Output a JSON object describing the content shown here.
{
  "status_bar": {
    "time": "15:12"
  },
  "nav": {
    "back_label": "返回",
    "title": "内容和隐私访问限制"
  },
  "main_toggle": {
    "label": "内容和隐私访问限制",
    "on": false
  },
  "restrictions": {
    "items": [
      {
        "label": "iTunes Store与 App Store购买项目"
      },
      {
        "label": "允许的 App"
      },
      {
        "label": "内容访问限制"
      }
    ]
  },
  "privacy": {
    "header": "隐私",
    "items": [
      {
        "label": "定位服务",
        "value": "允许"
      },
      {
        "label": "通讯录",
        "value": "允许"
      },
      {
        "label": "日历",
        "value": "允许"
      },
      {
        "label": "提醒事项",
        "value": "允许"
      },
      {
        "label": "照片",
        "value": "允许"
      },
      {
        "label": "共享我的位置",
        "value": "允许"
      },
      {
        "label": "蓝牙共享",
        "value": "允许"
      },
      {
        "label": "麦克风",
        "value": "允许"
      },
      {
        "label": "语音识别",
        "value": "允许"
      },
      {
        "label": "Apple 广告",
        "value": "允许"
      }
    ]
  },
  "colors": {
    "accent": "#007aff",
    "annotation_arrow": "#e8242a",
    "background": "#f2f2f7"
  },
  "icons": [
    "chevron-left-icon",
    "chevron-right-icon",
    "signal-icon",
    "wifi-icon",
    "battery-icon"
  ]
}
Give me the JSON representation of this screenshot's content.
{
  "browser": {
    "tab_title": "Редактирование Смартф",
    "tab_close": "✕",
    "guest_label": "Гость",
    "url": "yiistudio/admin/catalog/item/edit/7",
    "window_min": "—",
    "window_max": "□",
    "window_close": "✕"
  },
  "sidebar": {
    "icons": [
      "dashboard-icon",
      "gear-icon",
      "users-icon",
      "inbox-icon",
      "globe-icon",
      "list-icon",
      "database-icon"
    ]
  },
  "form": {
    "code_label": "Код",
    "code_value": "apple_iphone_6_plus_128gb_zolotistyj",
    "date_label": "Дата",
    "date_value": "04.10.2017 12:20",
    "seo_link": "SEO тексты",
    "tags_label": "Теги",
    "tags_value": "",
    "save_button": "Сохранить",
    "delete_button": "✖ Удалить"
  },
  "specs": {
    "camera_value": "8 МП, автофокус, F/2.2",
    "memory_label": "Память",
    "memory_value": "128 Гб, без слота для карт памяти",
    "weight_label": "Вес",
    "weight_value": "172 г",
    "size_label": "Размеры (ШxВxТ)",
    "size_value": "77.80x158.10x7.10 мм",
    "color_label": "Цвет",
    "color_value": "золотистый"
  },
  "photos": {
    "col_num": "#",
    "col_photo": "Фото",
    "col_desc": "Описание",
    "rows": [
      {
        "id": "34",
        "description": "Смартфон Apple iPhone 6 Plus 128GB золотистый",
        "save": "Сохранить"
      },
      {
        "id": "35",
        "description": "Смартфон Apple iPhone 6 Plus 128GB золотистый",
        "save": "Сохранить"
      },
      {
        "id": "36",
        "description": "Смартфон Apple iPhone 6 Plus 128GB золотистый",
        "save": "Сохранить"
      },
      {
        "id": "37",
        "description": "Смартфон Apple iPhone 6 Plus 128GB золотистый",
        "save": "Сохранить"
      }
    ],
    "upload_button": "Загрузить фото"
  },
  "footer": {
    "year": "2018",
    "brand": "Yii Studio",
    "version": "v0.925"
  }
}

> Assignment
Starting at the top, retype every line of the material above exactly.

> Answer below
Output a JSON object describing the content shown here.
{
  "status_bar": {
    "time": "15:12"
  },
  "nav": {
    "back_label": "返回",
    "title": "内容和隐私访问限制"
  },
  "main_toggle": {
    "label": "内容和隐私访问限制",
    "on": false
  },
  "restrictions": {
    "items": [
      {
        "label": "iTunes Store与 App Store购买项目"
      },
      {
        "label": "允许的 App"
      },
      {
        "label": "内容访问限制"
      }
    ]
  },
  "privacy": {
    "header": "隐私",
    "items": [
      {
        "label": "定位服务",
        "value": "允许"
      },
      {
        "label": "通讯录",
        "value": "允许"
      },
      {
        "label": "日历",
        "value": "允许"
      },
      {
        "label": "提醒事项",
        "value": "允许"
      },
      {
        "label": "照片",
        "value": "允许"
      },
      {
        "label": "共享我的位置",
        "value": "允许"
      },
      {
        "label": "蓝牙共享",
        "value": "允许"
      },
      {
        "label": "麦克风",
        "value": "允许"
      },
      {
        "label": "语音识别",
        "value": "允许"
      },
      {
        "label": "Apple 广告",
        "value": "允许"
      }
    ]
  },
  "colors": {
    "accent": "#007aff",
    "annotation_arrow": "#e8242a",
    "background": "#f2f2f7"
  },
  "icons": [
    "chevron-left-icon",
    "chevron-right-icon",
    "signal-icon",
    "wifi-icon",
    "battery-icon"
  ]
}
Give me the JSON representation of this screenshot's content.
{
  "browser": {
    "tab_title": "Редактирование Смартф",
    "tab_close": "✕",
    "guest_label": "Гость",
    "url": "yiistudio/admin/catalog/item/edit/7",
    "window_min": "—",
    "window_max": "□",
    "window_close": "✕"
  },
  "sidebar": {
    "icons": [
      "dashboard-icon",
      "gear-icon",
      "users-icon",
      "inbox-icon",
      "globe-icon",
      "list-icon",
      "database-icon"
    ]
  },
  "form": {
    "code_label": "Код",
    "code_value": "apple_iphone_6_plus_128gb_zolotistyj",
    "date_label": "Дата",
    "date_value": "04.10.2017 12:20",
    "seo_link": "SEO тексты",
    "tags_label": "Теги",
    "tags_value": "",
    "save_button": "Сохранить",
    "delete_button": "✖ Удалить"
  },
  "specs": {
    "camera_value": "8 МП, автофокус, F/2.2",
    "memory_label": "Память",
    "memory_value": "128 Гб, без слота для карт памяти",
    "weight_label": "Вес",
    "weight_value": "172 г",
    "size_label": "Размеры (ШxВxТ)",
    "size_value": "77.80x158.10x7.10 мм",
    "color_label": "Цвет",
    "color_value": "золотистый"
  },
  "photos": {
    "col_num": "#",
    "col_photo": "Фото",
    "col_desc": "Описание",
    "rows": [
      {
        "id": "34",
        "description": "Смартфон Apple iPhone 6 Plus 128GB золотистый",
        "save": "Сохранить"
      },
      {
        "id": "35",
        "description": "Смартфон Apple iPhone 6 Plus 128GB золотистый",
        "save": "Сохранить"
      },
      {
        "id": "36",
        "description": "Смартфон Apple iPhone 6 Plus 128GB золотистый",
        "save": "Сохранить"
      },
      {
        "id": "37",
        "description": "Смартфон Apple iPhone 6 Plus 128GB золотистый",
        "save": "Сохранить"
      }
    ],
    "upload_button": "Загрузить фото"
  },
  "footer": {
    "year": "2018",
    "brand": "Yii Studio",
    "version": "v0.925"
  }
}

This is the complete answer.